On the outskirts of Charlotte, the University of North Carolina’s Integrated Design Research Lab (IDRL) is hard at work researching new tools of building technology. Currently, the team is developing a unitized curtain wall prototype fitted with patterned bands of microalgae capable of filtering polluted air and converting it into a source of renewable energy.
The research lab’s microalgae facade prototype project began in the spring of 2012, and continued under Environmental Protection Agency and AIA research grants. The original team of two dozen students and faculty members, spanning the school of architecture, and the university’s engineering, biology, and construction management departments, carried out a feasibility study focused on the speculative retrofitting of the Charlotte campus’s Denny Building. The team discerned areas for considerable improvements in environmental performance as well as atmospheric carbon dioxide footprint. With this knowledge, the IDRL constructed multiple four-by-eight-foot physical prototypes allowing for the real-world analysis of environmental durability, structural integrity, and aesthetics.
“Our microalgae facade consists of two primary components: photobioreactors integrated with vision glazed panels attached to metal frames, and microalgae growing apparatus housed in metal frames,” said IDRL director Kyoung-Hee Kim. “For quality control and speedy installation, our microalgae facade is configured as a factory assembled unitized facade system, each facade unit could be installed at the edge of the concrete slab or perimeter beam, with the microalgae growing apparatus installed on site.”
How does it work?
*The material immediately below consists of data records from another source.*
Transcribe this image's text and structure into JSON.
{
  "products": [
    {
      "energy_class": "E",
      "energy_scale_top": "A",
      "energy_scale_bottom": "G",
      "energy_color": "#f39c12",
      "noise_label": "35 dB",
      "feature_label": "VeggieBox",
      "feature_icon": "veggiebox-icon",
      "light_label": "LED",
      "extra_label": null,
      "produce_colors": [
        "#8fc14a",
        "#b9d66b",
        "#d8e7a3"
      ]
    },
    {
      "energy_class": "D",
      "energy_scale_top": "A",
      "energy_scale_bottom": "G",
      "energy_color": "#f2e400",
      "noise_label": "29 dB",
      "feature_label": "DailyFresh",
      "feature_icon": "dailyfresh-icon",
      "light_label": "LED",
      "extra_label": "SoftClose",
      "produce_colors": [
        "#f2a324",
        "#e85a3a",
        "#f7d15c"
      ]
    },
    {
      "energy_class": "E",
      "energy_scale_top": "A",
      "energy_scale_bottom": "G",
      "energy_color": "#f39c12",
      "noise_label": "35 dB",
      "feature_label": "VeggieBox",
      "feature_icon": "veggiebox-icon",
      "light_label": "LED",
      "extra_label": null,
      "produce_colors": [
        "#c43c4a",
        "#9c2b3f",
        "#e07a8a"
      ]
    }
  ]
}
Unfiltered air laden with carbon dioxide rises through the base of the curtainwall modules. The air is filtered as it rises through the matrix of the algae-embedded facade and is subsequently pumped into the building’s HVAC system. Fresh microalgae are pumped into the top of the curtain wall module as the density of carbon dioxide increases. Serving as an air filter, the carbon-loaded algae is subsequently collected, dewatered, and either converted into energy on-site or transported to an outside refinery.
There are additional benefits to the algae facade outside of air filtration and renewable energy production. Similar to glass curtainwalls studded with frits or brise-soleil, the patterned algae provide shading. Additionally, the color of the patterns is semi-customizable depending on the type of algae—Dunaliella, Chlorella, Haematococcus, or Coralline–embedded within.
While prototypes for the research project have not yet been installed for full-scale development, Kim went on to note that “this technology is expected to have significant building energy reduction due to its good energy attributes and energy production potential. The US Department of Energy seeks to attain marketable net-zero energy buildings by 2025, and the project lays the technical foundation for future green buildings.” Let’s see what the future holds.